As the need has increased and units have become scarcer, we have encountered many issues relating to the application for, eligibility criteria for, and placement process for supportive housing. In addition, DSS has implemented new policies in response to the HUD Coordinated Entry mandate that pose serious concerns regarding the allocation of supportive housing units to those in need. For example, homeless applicants for supportive housing are now assigned a vulnerability score based in part on the number of systems contacts they have had, posing accuracy problems for extremely vulnerable homeless New Yorkers who are disengaged from government agencies. Further, the lack of an official appeals process ignores the need for flexibility when serving individuals with serious needs and increases the likelihood of errors. Copies of letters we have sent to DSS concerning these and a range of other issues are attached.
In particular, we have made the following broader recommendations to DSS regarding the supportive housing application, eligibility, and placement process:
- The application, eligibility determination, and vulnerability assessment processes must be accessible to clients who are disengaged from government agencies.
- An impartial appeals process must be established for eligibility and vulnerability determinations.
- New criteria to establish vulnerability must be made more flexible in the initial stage in order to accommodate high-needs individuals who do not have the required systems contacts to produce a vulnerability score that matches their needs.
- Information regarding eligibility and vulnerability determinations should be provided to clients in writing.
- DSS must affirmatively assist clients to understand the process and obtain necessary documentation during the application process.
- Providers should not be permitted to require additional documentation from applicants beyond PACT application documents or anything else that is outside the scope of funding and eligibility requirements.

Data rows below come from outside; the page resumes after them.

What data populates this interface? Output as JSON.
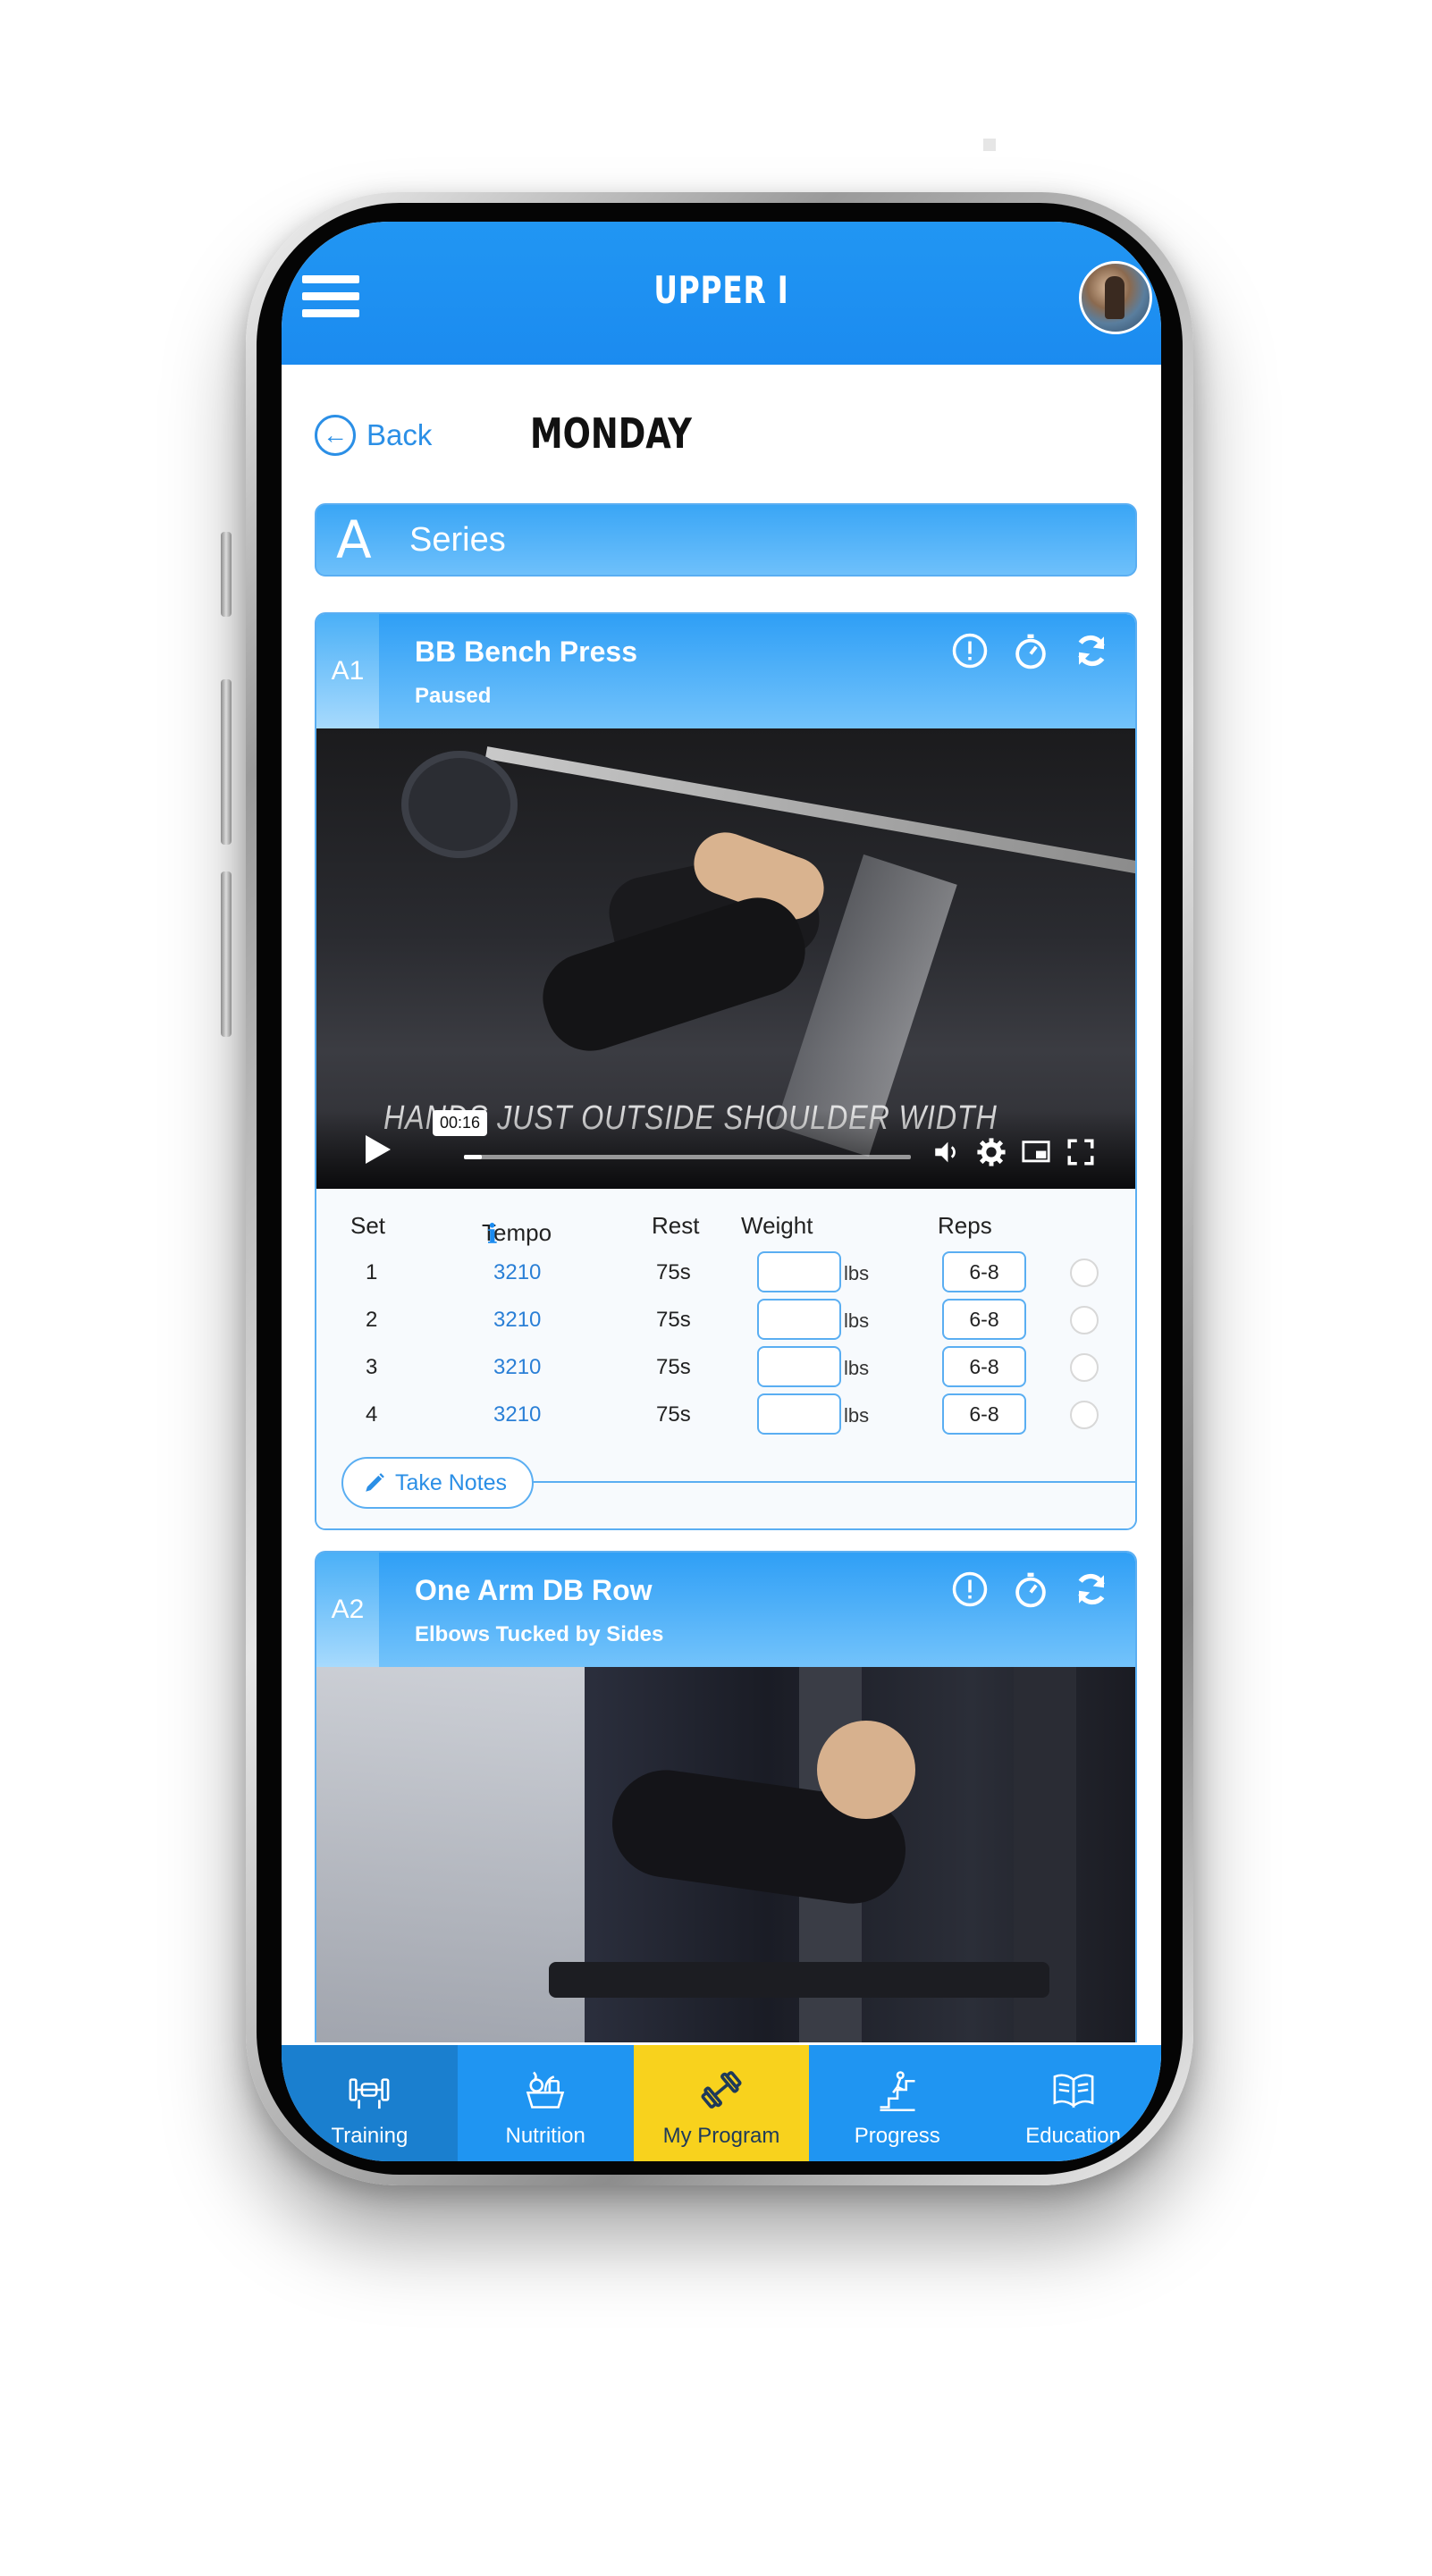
{
  "header": {
    "title": "UPPER I"
  },
  "page": {
    "back_label": "Back",
    "day": "MONDAY"
  },
  "series": {
    "letter": "A",
    "label": "Series"
  },
  "table_headers": {
    "set": "Set",
    "tempo": "Tempo",
    "rest": "Rest",
    "weight": "Weight",
    "reps": "Reps"
  },
  "units": {
    "weight": "lbs"
  },
  "exercises": [
    {
      "code": "A1",
      "name": "BB Bench Press",
      "note": "Paused",
      "video": {
        "caption": "HANDS JUST OUTSIDE SHOULDER WIDTH",
        "time": "00:16",
        "progress": 0.04
      },
      "sets": [
        {
          "set": "1",
          "tempo": "3210",
          "rest": "75s",
          "weight": "",
          "reps": "6-8"
        },
        {
          "set": "2",
          "tempo": "3210",
          "rest": "75s",
          "weight": "",
          "reps": "6-8"
        },
        {
          "set": "3",
          "tempo": "3210",
          "rest": "75s",
          "weight": "",
          "reps": "6-8"
        },
        {
          "set": "4",
          "tempo": "3210",
          "rest": "75s",
          "weight": "",
          "reps": "6-8"
        }
      ],
      "notes_label": "Take Notes"
    },
    {
      "code": "A2",
      "name": "One Arm DB Row",
      "note": "Elbows Tucked by Sides"
    }
  ],
  "bottom_nav": [
    {
      "label": "Training",
      "icon": "dumbbell-rack-icon"
    },
    {
      "label": "Nutrition",
      "icon": "food-basket-icon"
    },
    {
      "label": "My Program",
      "icon": "dumbbell-icon",
      "active": true
    },
    {
      "label": "Progress",
      "icon": "progress-stairs-icon"
    },
    {
      "label": "Education",
      "icon": "book-icon"
    }
  ],
  "colors": {
    "primary": "#1f95f2",
    "accent": "#f8d21d",
    "link": "#2b8fe6"
  }
}
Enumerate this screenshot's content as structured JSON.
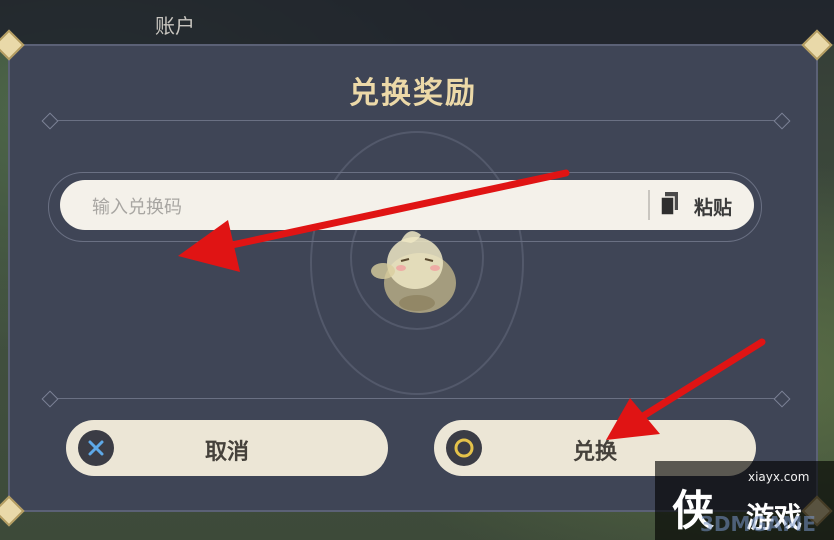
{
  "header": {
    "account_label": "账户"
  },
  "dialog": {
    "title": "兑换奖励",
    "input": {
      "placeholder": "输入兑换码"
    },
    "paste_label": "粘贴",
    "cancel_label": "取消",
    "confirm_label": "兑换"
  },
  "watermark": {
    "url": "xiayx.com",
    "big_char": "侠",
    "text": "游戏",
    "brand_faint": "3DMGAME"
  },
  "colors": {
    "title_gold": "#ecd9a8",
    "dialog_bg": "#3f4556",
    "button_bg": "#ece6d6",
    "arrow_red": "#e01414"
  },
  "icons": {
    "cancel_icon": "x-circle-icon",
    "confirm_icon": "circle-icon",
    "paste_icon": "clipboard-icon"
  }
}
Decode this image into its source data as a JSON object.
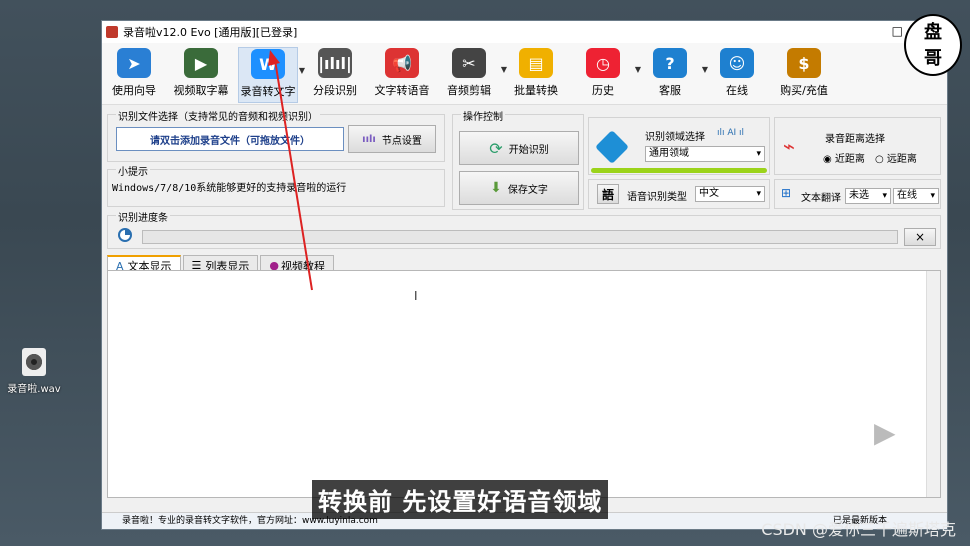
{
  "desktop": {
    "file_label": "录音啦.wav"
  },
  "window": {
    "title": "录音啦v12.0 Evo [通用版][已登录]",
    "minimize_glyph": "□"
  },
  "toolbar": [
    {
      "label": "使用向导",
      "icon": "cursor-icon",
      "color": "#2a7fd4"
    },
    {
      "label": "视频取字幕",
      "icon": "film-icon",
      "color": "#3a6b3a"
    },
    {
      "label": "录音转文字",
      "icon": "w-icon",
      "color": "#1e90ff"
    },
    {
      "label": "分段识别",
      "icon": "waveform-icon",
      "color": "#555555"
    },
    {
      "label": "文字转语音",
      "icon": "megaphone-icon",
      "color": "#d33"
    },
    {
      "label": "音频剪辑",
      "icon": "scissors-icon",
      "color": "#444"
    },
    {
      "label": "批量转换",
      "icon": "folder-icon",
      "color": "#f0b000"
    },
    {
      "label": "历史",
      "icon": "history-icon",
      "color": "#e23"
    },
    {
      "label": "客服",
      "icon": "help-icon",
      "color": "#1e80d0"
    },
    {
      "label": "在线",
      "icon": "user-icon",
      "color": "#1e80d0"
    },
    {
      "label": "购买/充值",
      "icon": "coin-icon",
      "color": "#c47b00"
    }
  ],
  "file_select": {
    "legend": "识别文件选择（支持常见的音频和视频识别）",
    "add_button": "请双击添加录音文件（可拖放文件）",
    "node_button": "节点设置"
  },
  "tip": {
    "legend": "小提示",
    "text": "Windows/7/8/10系统能够更好的支持录音啦的运行"
  },
  "operation": {
    "legend": "操作控制",
    "start": "开始识别",
    "save": "保存文字"
  },
  "domain": {
    "label": "识别领域选择",
    "value": "通用领域"
  },
  "distance": {
    "label": "录音距离选择",
    "near": "近距离",
    "far": "远距离"
  },
  "language": {
    "label": "语音识别类型",
    "value": "中文",
    "icon_text": "語"
  },
  "translate": {
    "label": "文本翻译",
    "value": "未选",
    "mode": "在线"
  },
  "progress": {
    "legend": "识别进度条",
    "close": "×"
  },
  "tabs": [
    "文本显示",
    "列表显示",
    "视频教程"
  ],
  "status": {
    "text": "录音啦！专业的录音转文字软件，官方网址：www.luyinla.com"
  },
  "overlay": {
    "logo_top": "盘",
    "logo_bottom": "哥",
    "subtitle": "转换前 先设置好语音领域",
    "watermark": "CSDN @爱你三千遍斯塔克",
    "status_right": "已是最新版本"
  }
}
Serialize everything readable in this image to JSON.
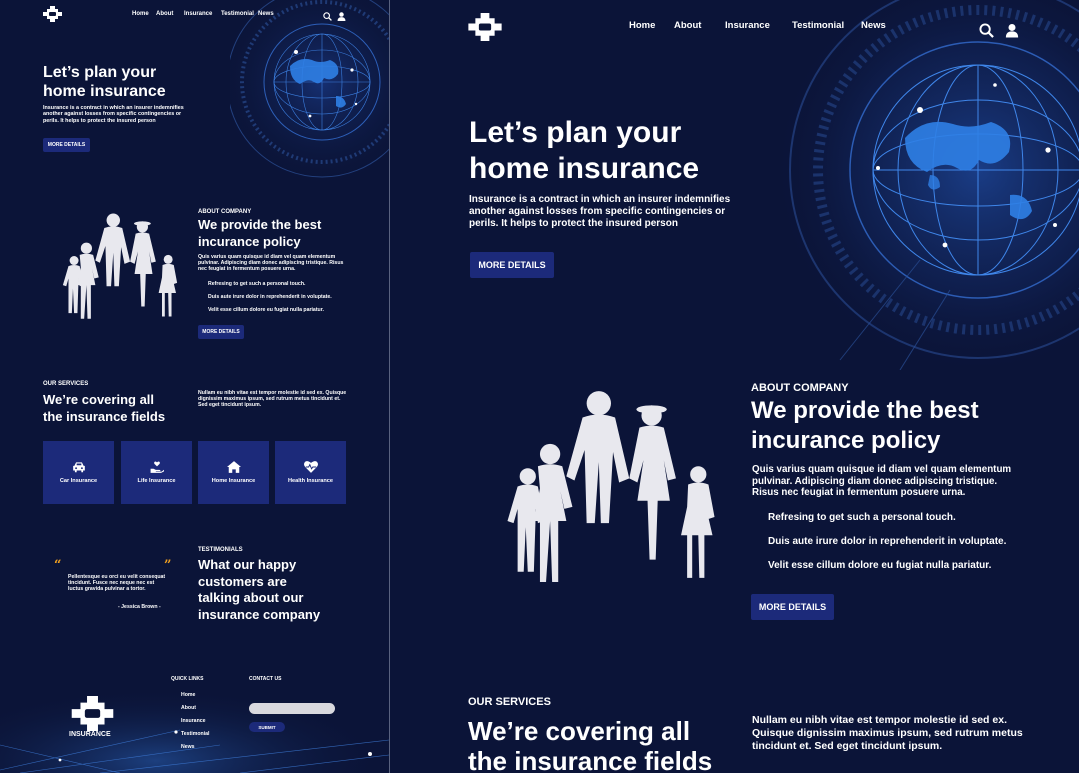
{
  "brand": {
    "name": "INSURANCE"
  },
  "nav": {
    "items": [
      "Home",
      "About",
      "Insurance",
      "Testimonial",
      "News"
    ]
  },
  "hero": {
    "title_line1": "Let’s plan your",
    "title_line2": "home insurance",
    "description": "Insurance is a contract in which an insurer indemnifies another against losses from specific contingencies or perils. It helps to protect the insured person",
    "button": "MORE DETAILS"
  },
  "about": {
    "kicker": "ABOUT COMPANY",
    "title_line1": "We provide the best",
    "title_line2": "incurance policy",
    "paragraph": "Quis varius quam quisque id diam vel quam elementum pulvinar. Adipiscing diam donec adipiscing tristique. Risus nec feugiat in fermentum posuere urna.",
    "bullets": [
      "Refresing to get such a personal touch.",
      "Duis aute irure dolor in reprehenderit in voluptate.",
      "Velit esse cillum dolore eu fugiat nulla pariatur."
    ],
    "button": "MORE DETAILS"
  },
  "services": {
    "kicker": "OUR SERVICES",
    "title_line1": "We’re covering all",
    "title_line2": "the insurance fields",
    "paragraph": "Nullam eu nibh vitae est tempor molestie id sed ex. Quisque dignissim maximus ipsum, sed rutrum metus tincidunt et. Sed eget tincidunt ipsum.",
    "cards": [
      {
        "label": "Car Insurance",
        "icon": "car-icon"
      },
      {
        "label": "Life Insurance",
        "icon": "heart-hand-icon"
      },
      {
        "label": "Home Insurance",
        "icon": "home-icon"
      },
      {
        "label": "Health Insurance",
        "icon": "heartbeat-icon"
      }
    ]
  },
  "testimonials": {
    "kicker": "TESTIMONIALS",
    "title_line1": "What our happy",
    "title_line2": "customers are",
    "title_line3": "talking about our",
    "title_line4": "insurance company",
    "quote": "Pellentesque eu orci eu velit consequat tincidunt. Fusce nec neque nec est luctus gravida pulvinar a tortor.",
    "author": "- Jessica Brown -"
  },
  "footer": {
    "quick_links_title": "QUICK LINKS",
    "quick_links": [
      "Home",
      "About",
      "Insurance",
      "Testimonial",
      "News"
    ],
    "contact_title": "CONTACT US",
    "submit": "SUBMIT"
  },
  "colors": {
    "background": "#0b1438",
    "button": "#1c2a7a",
    "globe": "#2f7fe6",
    "quote": "#f0a020"
  }
}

The testimony also included a recommendation that the Council pass legislation to ensure that supportive housing tenants are informed of their rights. The full testimony can be read here.